Michinomiya Hirohito was emperor of Japan for 63 years, from 1926 until his death in 1989.

Before becoming emperor, he had an interest in marine biology and travelled to Europe to study. He was the first crown prince of Japan to travel abroad, and became emperor after the death of his father.

His reign was called Showa, or Enlightened Peace. He possessed supreme authority, but often was only called upon to ratify policies that were put forth by his ministers and advisers.

He publicly opposed Japanese involvement with Germany and Italy during the Second World War.

Hirohito celebrated his 60th year on the throne in 1986. He was considered sacred in Japan and was referred to as Tenno Heika, which means "son of heaven." A special 20-gram gold coin was produced by the Japanese government in honour of the 60th anniversary of his reign.

A short ceremony was held in the national sumo wrestling arena. The emperor spoke in front of about 6,000 Japanese and foreign dignitaries who attended the event.

Hirohito addressed the crowd and said, ''I firmly believe we can open the way to a prosperous future if we only put to use, with ingenuity, the lessons learned from past experiences.''

When he died of cancer in 1989, Hirohito was succeeded by Emperor Akihito. 

Sultan Ibrahim II of Johor

Ibrahim II was the 22nd Sultan of Johor, and the second Sultan of Modern Johor, which is now a part of Malaysia. He was the longest reigning sultan in Malayan history, holding the throne for 64 years from 1895 to 1959.

After the death of his father, Sultan Abu Bakar, he became sultan at the age of 21.

Ibrahim II immediately faced financial difficulty in dealing with the late payment of salaries to state employees. Later, he became heavily involved in overseeing the transactions of the state treasury.

The Sultan largely opposed the idea of Johor being seen as a state within the Federation of Malaya, what is now Malaysia.

At one event set to mark his 60 years in power, he publicly called for Johor's secession from the federation.

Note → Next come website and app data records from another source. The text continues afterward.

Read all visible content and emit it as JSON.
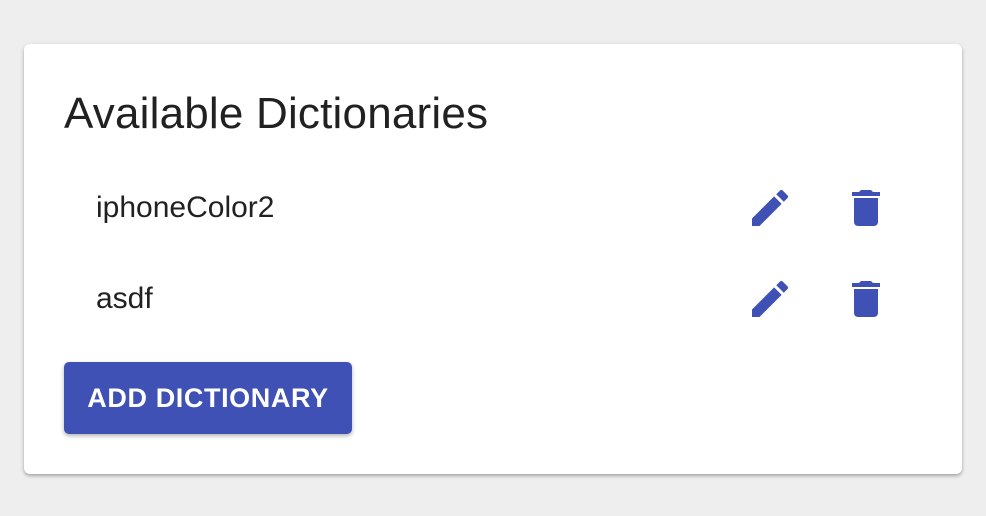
{
  "theme": {
    "accent": "#3f51b5",
    "background": "#eeeeee",
    "card": "#ffffff",
    "text": "#212121"
  },
  "card": {
    "title": "Available Dictionaries",
    "dictionaries": [
      {
        "name": "iphoneColor2",
        "edit_icon": "pencil-icon",
        "delete_icon": "trash-icon"
      },
      {
        "name": "asdf",
        "edit_icon": "pencil-icon",
        "delete_icon": "trash-icon"
      }
    ],
    "add_button_label": "ADD DICTIONARY"
  }
}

The sultan spent the last two years of his life in London, England, with his sixth wife, Marcell Mendl, and their daughter, Tunku Meriam. He died in May 1959 from natural causes.

After his death, Ibrahim's son, Tunku Ismail was appointed the Sultan of Johor.

With files from The Associated Press